Feel free to add FA-Class United States articles and A-Class United States articles, particularly of Top-, High- and Mid-Importance to the above list. GA-Class United States articles of Top- and High-Importance also may be preferred. Some articles of lower importance (or not listed under the U.S. project) also might be included as a way to improve the topical contents balance of the selections. Other United States-related articles may be nominated here as well.

United States popular pages by WikiProject

The following United States WikiProjects include lists of popular pages - the top pages ordered by number of views in the scope of each WikiProject.

National United States | Roads | Superfunds
States Alabama | California | Hawaii | Indiana | Kansas | Maryland | Michigan | Minnesota | Mississippi | Nevada | New Jersey | Ohio | Oklahoma | Oregon | Tennessee | Texas | Wisconsin
Borders Canada
Government Congress
Culture Military history | National Register of Historic Places
Society African diaspora

Preferred articles

Potential articles

The following articles are of higher importance but lower quality. They might already be included here (☑Y) or otherwise have a good potential for inclusion with a little improvement. Some articles of lower importance and/or quality also might be included as a way to improve the topical contents balance of the selections.

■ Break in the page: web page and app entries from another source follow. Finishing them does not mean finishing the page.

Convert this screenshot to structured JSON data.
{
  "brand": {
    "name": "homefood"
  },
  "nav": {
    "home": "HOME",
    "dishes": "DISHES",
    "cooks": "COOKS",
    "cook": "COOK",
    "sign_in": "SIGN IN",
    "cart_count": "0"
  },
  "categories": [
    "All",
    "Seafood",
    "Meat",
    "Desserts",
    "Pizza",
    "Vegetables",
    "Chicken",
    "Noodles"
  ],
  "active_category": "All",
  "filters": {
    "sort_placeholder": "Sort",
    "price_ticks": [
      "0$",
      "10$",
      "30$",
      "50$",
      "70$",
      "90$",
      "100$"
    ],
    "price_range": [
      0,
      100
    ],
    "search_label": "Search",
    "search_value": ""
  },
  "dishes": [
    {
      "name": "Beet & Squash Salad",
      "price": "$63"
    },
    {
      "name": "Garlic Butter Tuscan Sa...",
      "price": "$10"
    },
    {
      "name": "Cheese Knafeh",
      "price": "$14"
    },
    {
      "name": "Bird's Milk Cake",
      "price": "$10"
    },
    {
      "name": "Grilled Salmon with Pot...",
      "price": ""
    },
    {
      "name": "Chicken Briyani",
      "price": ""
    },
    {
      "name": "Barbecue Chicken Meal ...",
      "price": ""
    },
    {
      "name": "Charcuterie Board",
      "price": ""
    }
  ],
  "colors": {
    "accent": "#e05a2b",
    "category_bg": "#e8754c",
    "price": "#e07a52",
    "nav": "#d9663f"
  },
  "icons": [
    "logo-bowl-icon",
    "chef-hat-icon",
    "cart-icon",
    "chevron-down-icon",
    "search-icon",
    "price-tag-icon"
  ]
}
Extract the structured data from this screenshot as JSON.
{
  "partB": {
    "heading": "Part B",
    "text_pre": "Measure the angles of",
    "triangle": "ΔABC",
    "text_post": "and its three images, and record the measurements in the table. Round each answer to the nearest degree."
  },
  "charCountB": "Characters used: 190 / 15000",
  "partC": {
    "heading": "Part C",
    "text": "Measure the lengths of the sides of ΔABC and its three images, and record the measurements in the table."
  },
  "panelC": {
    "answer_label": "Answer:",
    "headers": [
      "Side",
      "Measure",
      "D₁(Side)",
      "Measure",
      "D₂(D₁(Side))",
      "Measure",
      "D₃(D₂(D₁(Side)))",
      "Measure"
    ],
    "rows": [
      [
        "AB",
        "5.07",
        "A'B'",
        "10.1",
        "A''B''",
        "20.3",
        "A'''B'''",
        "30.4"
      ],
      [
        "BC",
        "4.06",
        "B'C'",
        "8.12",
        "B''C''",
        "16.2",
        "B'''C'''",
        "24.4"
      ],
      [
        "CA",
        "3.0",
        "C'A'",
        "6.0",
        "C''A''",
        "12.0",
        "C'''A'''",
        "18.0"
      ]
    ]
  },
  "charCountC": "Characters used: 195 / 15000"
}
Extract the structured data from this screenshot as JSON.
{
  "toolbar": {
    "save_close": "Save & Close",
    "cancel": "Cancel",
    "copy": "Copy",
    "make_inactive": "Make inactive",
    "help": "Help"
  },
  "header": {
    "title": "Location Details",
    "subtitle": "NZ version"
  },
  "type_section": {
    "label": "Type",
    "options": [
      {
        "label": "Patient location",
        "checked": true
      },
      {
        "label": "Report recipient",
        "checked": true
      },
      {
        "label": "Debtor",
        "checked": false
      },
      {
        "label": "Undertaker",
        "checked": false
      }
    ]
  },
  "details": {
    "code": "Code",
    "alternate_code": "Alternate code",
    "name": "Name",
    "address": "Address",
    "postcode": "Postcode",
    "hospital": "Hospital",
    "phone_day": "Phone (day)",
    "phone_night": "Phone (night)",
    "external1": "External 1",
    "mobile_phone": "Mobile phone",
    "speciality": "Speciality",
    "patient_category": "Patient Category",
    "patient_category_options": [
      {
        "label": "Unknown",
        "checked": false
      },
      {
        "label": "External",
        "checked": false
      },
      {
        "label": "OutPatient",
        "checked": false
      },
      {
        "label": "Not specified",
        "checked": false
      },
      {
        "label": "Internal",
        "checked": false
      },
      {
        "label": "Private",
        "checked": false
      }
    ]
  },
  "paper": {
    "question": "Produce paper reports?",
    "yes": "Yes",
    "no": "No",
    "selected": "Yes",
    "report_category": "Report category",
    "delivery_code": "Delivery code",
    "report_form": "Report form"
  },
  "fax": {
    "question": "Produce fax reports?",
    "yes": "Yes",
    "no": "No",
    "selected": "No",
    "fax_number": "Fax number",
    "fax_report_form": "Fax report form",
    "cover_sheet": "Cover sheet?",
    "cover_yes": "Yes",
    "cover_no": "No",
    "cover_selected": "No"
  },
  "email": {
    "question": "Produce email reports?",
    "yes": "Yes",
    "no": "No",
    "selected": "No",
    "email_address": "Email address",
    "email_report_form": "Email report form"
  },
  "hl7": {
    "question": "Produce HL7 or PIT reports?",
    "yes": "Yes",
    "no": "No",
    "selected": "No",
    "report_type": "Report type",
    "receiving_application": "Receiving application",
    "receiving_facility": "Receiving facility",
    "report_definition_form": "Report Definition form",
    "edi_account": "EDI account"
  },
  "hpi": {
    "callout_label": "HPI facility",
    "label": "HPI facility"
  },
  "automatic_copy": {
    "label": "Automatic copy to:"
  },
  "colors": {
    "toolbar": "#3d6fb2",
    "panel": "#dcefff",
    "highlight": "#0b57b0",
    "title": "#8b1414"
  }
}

  1. ^ States are represented collectively; there is no meaning to particular stars nor stripes.
  2. ^ Coined by Captain William Driver, a nineteenth century shipmaster.
  3. ^ No relation to the Union Flag of the United Kingdom to which this term more commonly refers.